Autism is an active area of research with over 6,000 articles and over 700 reviews catalogued in PubMed in 2020.
In 2017, Sleep in Children with Autism Spectrum Disorder provided an overview of the relationship between sleep and children with ASD.
Association of Genetic and Environmental Factors With Autism in a 5-Country Cohort is a study published in the journal JAMA Psychiatry in July 2019 that discovered that autism spectrum disorders are 80% caused by inherited genes. This is the largest study of its kind to date.
Researchers are also investigating conditions that tend to be comorbid with the disorder. In 2020, there is some evidence to suggest CRISP technology may lessen symptoms of Angelman syndrome and that a type of gene therapy may curb deadly seizures in certain forms of epilepsy.
Spectrum, a division of the Simons Foundation Autism Research Initiative, continues to highlight new research, such as this recent study from April 2021 suggesting that progress in treatment shows a strong tendency to level off in many children at age 6.

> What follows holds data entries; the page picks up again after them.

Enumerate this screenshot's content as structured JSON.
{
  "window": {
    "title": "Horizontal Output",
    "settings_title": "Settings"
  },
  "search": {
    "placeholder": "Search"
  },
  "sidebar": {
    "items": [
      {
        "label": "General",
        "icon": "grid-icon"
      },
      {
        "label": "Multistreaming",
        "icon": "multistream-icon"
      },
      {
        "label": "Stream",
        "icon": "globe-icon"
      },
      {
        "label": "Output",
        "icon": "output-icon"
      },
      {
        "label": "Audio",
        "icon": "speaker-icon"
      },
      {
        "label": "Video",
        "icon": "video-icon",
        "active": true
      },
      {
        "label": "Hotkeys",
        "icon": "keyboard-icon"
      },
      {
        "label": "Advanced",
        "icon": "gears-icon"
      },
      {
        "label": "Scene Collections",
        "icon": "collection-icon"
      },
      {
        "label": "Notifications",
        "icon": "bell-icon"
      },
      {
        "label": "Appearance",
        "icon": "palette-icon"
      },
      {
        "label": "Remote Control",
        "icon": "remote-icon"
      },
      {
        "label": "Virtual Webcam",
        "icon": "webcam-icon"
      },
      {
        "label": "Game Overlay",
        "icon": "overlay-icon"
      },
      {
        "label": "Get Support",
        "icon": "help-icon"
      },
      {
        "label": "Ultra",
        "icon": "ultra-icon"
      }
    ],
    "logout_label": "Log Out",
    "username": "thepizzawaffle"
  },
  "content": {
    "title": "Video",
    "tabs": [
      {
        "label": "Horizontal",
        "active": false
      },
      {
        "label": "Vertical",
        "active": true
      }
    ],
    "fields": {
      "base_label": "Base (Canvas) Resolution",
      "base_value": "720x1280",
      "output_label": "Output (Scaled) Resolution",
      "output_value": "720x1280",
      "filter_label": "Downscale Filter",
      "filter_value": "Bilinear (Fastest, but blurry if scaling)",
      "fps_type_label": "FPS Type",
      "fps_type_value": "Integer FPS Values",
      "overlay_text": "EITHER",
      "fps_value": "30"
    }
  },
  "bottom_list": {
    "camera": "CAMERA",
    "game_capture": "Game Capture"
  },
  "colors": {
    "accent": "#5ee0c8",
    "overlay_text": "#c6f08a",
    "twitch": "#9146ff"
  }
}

For more recent research, you can also check out Autism Speaks top 10 studies of 2020. Here, scientific staff and advisors summarize what they believe to be the most impactful autism studies of the year, including those that focus on interventions and health disparities. The United States Department of Health and Human Services also shares recent research and resources.